[Dataset items]

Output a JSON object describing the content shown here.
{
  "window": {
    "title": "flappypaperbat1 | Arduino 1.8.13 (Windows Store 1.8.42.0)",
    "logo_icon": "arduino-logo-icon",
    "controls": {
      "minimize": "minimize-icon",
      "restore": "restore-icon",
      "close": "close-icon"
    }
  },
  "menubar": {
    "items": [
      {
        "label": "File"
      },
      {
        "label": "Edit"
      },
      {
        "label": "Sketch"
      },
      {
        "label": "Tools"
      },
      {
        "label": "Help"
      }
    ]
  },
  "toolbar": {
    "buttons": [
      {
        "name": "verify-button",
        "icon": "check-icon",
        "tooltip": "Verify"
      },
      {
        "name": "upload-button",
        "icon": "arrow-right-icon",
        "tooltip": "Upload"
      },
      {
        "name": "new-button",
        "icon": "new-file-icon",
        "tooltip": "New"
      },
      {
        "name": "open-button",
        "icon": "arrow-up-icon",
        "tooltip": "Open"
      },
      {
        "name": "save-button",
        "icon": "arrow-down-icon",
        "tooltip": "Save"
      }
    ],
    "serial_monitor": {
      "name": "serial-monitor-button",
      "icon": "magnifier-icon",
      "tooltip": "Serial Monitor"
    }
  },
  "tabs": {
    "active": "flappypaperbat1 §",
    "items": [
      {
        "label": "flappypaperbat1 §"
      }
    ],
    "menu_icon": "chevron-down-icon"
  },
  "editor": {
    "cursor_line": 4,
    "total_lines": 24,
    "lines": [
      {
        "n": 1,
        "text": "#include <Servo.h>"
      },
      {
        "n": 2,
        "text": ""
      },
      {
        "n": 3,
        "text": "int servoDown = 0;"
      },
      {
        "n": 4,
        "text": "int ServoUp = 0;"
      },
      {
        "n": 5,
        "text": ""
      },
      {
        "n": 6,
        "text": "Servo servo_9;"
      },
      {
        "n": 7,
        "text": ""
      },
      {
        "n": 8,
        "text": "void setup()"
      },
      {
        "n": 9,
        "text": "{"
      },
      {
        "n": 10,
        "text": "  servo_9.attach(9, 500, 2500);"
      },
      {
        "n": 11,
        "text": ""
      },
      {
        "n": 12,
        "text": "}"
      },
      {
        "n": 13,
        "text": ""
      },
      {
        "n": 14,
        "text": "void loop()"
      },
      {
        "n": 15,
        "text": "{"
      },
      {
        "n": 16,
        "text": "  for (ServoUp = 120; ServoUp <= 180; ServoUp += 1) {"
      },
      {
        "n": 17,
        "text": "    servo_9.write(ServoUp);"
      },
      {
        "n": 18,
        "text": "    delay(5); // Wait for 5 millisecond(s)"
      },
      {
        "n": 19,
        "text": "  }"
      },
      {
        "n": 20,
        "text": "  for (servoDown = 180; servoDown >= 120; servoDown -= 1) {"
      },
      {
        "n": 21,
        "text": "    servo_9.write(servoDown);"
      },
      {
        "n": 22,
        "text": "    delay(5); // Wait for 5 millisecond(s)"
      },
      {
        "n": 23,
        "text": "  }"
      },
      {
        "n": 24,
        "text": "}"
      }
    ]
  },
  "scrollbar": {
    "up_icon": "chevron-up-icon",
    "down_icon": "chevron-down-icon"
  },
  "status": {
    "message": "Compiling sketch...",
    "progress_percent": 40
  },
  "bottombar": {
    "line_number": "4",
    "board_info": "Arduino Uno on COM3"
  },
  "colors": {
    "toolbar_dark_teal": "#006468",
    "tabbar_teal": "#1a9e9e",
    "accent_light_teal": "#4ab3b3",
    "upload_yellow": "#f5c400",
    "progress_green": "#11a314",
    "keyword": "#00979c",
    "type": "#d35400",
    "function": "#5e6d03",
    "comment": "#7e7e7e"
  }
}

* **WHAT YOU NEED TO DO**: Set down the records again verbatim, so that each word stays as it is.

* **EXERCISE RESULT**:
Output a JSON object describing the content shown here.
{
  "window": {
    "title": "flappypaperbat1 | Arduino 1.8.13 (Windows Store 1.8.42.0)",
    "logo_icon": "arduino-logo-icon",
    "controls": {
      "minimize": "minimize-icon",
      "restore": "restore-icon",
      "close": "close-icon"
    }
  },
  "menubar": {
    "items": [
      {
        "label": "File"
      },
      {
        "label": "Edit"
      },
      {
        "label": "Sketch"
      },
      {
        "label": "Tools"
      },
      {
        "label": "Help"
      }
    ]
  },
  "toolbar": {
    "buttons": [
      {
        "name": "verify-button",
        "icon": "check-icon",
        "tooltip": "Verify"
      },
      {
        "name": "upload-button",
        "icon": "arrow-right-icon",
        "tooltip": "Upload"
      },
      {
        "name": "new-button",
        "icon": "new-file-icon",
        "tooltip": "New"
      },
      {
        "name": "open-button",
        "icon": "arrow-up-icon",
        "tooltip": "Open"
      },
      {
        "name": "save-button",
        "icon": "arrow-down-icon",
        "tooltip": "Save"
      }
    ],
    "serial_monitor": {
      "name": "serial-monitor-button",
      "icon": "magnifier-icon",
      "tooltip": "Serial Monitor"
    }
  },
  "tabs": {
    "active": "flappypaperbat1 §",
    "items": [
      {
        "label": "flappypaperbat1 §"
      }
    ],
    "menu_icon": "chevron-down-icon"
  },
  "editor": {
    "cursor_line": 4,
    "total_lines": 24,
    "lines": [
      {
        "n": 1,
        "text": "#include <Servo.h>"
      },
      {
        "n": 2,
        "text": ""
      },
      {
        "n": 3,
        "text": "int servoDown = 0;"
      },
      {
        "n": 4,
        "text": "int ServoUp = 0;"
      },
      {
        "n": 5,
        "text": ""
      },
      {
        "n": 6,
        "text": "Servo servo_9;"
      },
      {
        "n": 7,
        "text": ""
      },
      {
        "n": 8,
        "text": "void setup()"
      },
      {
        "n": 9,
        "text": "{"
      },
      {
        "n": 10,
        "text": "  servo_9.attach(9, 500, 2500);"
      },
      {
        "n": 11,
        "text": ""
      },
      {
        "n": 12,
        "text": "}"
      },
      {
        "n": 13,
        "text": ""
      },
      {
        "n": 14,
        "text": "void loop()"
      },
      {
        "n": 15,
        "text": "{"
      },
      {
        "n": 16,
        "text": "  for (ServoUp = 120; ServoUp <= 180; ServoUp += 1) {"
      },
      {
        "n": 17,
        "text": "    servo_9.write(ServoUp);"
      },
      {
        "n": 18,
        "text": "    delay(5); // Wait for 5 millisecond(s)"
      },
      {
        "n": 19,
        "text": "  }"
      },
      {
        "n": 20,
        "text": "  for (servoDown = 180; servoDown >= 120; servoDown -= 1) {"
      },
      {
        "n": 21,
        "text": "    servo_9.write(servoDown);"
      },
      {
        "n": 22,
        "text": "    delay(5); // Wait for 5 millisecond(s)"
      },
      {
        "n": 23,
        "text": "  }"
      },
      {
        "n": 24,
        "text": "}"
      }
    ]
  },
  "scrollbar": {
    "up_icon": "chevron-up-icon",
    "down_icon": "chevron-down-icon"
  },
  "status": {
    "message": "Compiling sketch...",
    "progress_percent": 40
  },
  "bottombar": {
    "line_number": "4",
    "board_info": "Arduino Uno on COM3"
  },
  "colors": {
    "toolbar_dark_teal": "#006468",
    "tabbar_teal": "#1a9e9e",
    "accent_light_teal": "#4ab3b3",
    "upload_yellow": "#f5c400",
    "progress_green": "#11a314",
    "keyword": "#00979c",
    "type": "#d35400",
    "function": "#5e6d03",
    "comment": "#7e7e7e"
  }
}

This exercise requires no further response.